WHAT THE EXERCISE ASKS -> Reproduce the records below exactly as shown.
+ + + + + + +
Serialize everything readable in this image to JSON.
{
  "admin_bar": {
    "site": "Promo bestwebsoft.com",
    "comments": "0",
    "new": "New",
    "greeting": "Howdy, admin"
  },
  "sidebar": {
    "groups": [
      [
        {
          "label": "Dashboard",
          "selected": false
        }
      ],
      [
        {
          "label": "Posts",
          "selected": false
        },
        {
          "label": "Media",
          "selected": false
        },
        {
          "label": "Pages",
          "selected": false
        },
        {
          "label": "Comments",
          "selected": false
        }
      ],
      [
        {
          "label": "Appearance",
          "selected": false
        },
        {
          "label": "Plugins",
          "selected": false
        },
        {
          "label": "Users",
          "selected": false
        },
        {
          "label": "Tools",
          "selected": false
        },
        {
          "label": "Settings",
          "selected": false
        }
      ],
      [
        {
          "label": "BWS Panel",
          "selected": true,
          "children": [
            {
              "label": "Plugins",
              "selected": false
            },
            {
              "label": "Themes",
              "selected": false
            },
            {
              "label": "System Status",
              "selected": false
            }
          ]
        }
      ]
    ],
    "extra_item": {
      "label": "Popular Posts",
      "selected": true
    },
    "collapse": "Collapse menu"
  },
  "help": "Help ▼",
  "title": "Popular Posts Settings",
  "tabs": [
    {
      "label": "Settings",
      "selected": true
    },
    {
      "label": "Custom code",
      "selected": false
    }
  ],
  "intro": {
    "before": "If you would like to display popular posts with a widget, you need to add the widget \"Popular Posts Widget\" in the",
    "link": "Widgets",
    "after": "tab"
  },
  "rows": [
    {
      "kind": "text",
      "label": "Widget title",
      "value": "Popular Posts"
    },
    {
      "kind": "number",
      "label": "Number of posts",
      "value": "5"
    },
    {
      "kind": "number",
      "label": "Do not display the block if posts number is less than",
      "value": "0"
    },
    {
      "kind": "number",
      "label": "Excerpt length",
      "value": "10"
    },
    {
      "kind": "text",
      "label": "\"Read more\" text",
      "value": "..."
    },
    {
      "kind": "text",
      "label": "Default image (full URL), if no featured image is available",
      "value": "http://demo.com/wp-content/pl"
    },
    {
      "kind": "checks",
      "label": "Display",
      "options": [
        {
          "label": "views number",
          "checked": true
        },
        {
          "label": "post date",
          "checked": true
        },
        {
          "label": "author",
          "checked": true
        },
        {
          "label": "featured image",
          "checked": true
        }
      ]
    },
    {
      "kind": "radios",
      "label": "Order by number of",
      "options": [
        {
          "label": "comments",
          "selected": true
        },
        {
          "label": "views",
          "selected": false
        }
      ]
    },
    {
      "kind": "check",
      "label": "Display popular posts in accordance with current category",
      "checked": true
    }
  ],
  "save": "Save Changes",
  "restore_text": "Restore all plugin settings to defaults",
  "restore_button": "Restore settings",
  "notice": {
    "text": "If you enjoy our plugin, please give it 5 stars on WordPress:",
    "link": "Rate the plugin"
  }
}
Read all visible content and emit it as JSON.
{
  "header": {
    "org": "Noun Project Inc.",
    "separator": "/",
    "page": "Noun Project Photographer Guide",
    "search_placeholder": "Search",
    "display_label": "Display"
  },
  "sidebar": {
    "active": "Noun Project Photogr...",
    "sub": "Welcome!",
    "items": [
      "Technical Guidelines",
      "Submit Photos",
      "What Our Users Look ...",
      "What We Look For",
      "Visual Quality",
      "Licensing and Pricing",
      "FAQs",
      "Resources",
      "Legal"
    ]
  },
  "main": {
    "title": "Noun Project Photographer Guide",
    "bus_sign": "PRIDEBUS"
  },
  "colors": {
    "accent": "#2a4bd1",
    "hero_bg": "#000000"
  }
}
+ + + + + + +
RESPONSE ->
Serialize everything readable in this image to JSON.
{
  "admin_bar": {
    "site": "Promo bestwebsoft.com",
    "comments": "0",
    "new": "New",
    "greeting": "Howdy, admin"
  },
  "sidebar": {
    "groups": [
      [
        {
          "label": "Dashboard",
          "selected": false
        }
      ],
      [
        {
          "label": "Posts",
          "selected": false
        },
        {
          "label": "Media",
          "selected": false
        },
        {
          "label": "Pages",
          "selected": false
        },
        {
          "label": "Comments",
          "selected": false
        }
      ],
      [
        {
          "label": "Appearance",
          "selected": false
        },
        {
          "label": "Plugins",
          "selected": false
        },
        {
          "label": "Users",
          "selected": false
        },
        {
          "label": "Tools",
          "selected": false
        },
        {
          "label": "Settings",
          "selected": false
        }
      ],
      [
        {
          "label": "BWS Panel",
          "selected": true,
          "children": [
            {
              "label": "Plugins",
              "selected": false
            },
            {
              "label": "Themes",
              "selected": false
            },
            {
              "label": "System Status",
              "selected": false
            }
          ]
        }
      ]
    ],
    "extra_item": {
      "label": "Popular Posts",
      "selected": true
    },
    "collapse": "Collapse menu"
  },
  "help": "Help ▼",
  "title": "Popular Posts Settings",
  "tabs": [
    {
      "label": "Settings",
      "selected": true
    },
    {
      "label": "Custom code",
      "selected": false
    }
  ],
  "intro": {
    "before": "If you would like to display popular posts with a widget, you need to add the widget \"Popular Posts Widget\" in the",
    "link": "Widgets",
    "after": "tab"
  },
  "rows": [
    {
      "kind": "text",
      "label": "Widget title",
      "value": "Popular Posts"
    },
    {
      "kind": "number",
      "label": "Number of posts",
      "value": "5"
    },
    {
      "kind": "number",
      "label": "Do not display the block if posts number is less than",
      "value": "0"
    },
    {
      "kind": "number",
      "label": "Excerpt length",
      "value": "10"
    },
    {
      "kind": "text",
      "label": "\"Read more\" text",
      "value": "..."
    },
    {
      "kind": "text",
      "label": "Default image (full URL), if no featured image is available",
      "value": "http://demo.com/wp-content/pl"
    },
    {
      "kind": "checks",
      "label": "Display",
      "options": [
        {
          "label": "views number",
          "checked": true
        },
        {
          "label": "post date",
          "checked": true
        },
        {
          "label": "author",
          "checked": true
        },
        {
          "label": "featured image",
          "checked": true
        }
      ]
    },
    {
      "kind": "radios",
      "label": "Order by number of",
      "options": [
        {
          "label": "comments",
          "selected": true
        },
        {
          "label": "views",
          "selected": false
        }
      ]
    },
    {
      "kind": "check",
      "label": "Display popular posts in accordance with current category",
      "checked": true
    }
  ],
  "save": "Save Changes",
  "restore_text": "Restore all plugin settings to defaults",
  "restore_button": "Restore settings",
  "notice": {
    "text": "If you enjoy our plugin, please give it 5 stars on WordPress:",
    "link": "Rate the plugin"
  }
}
Read all visible content and emit it as JSON.
{
  "header": {
    "org": "Noun Project Inc.",
    "separator": "/",
    "page": "Noun Project Photographer Guide",
    "search_placeholder": "Search",
    "display_label": "Display"
  },
  "sidebar": {
    "active": "Noun Project Photogr...",
    "sub": "Welcome!",
    "items": [
      "Technical Guidelines",
      "Submit Photos",
      "What Our Users Look ...",
      "What We Look For",
      "Visual Quality",
      "Licensing and Pricing",
      "FAQs",
      "Resources",
      "Legal"
    ]
  },
  "main": {
    "title": "Noun Project Photographer Guide",
    "bus_sign": "PRIDEBUS"
  },
  "colors": {
    "accent": "#2a4bd1",
    "hero_bg": "#000000"
  }
}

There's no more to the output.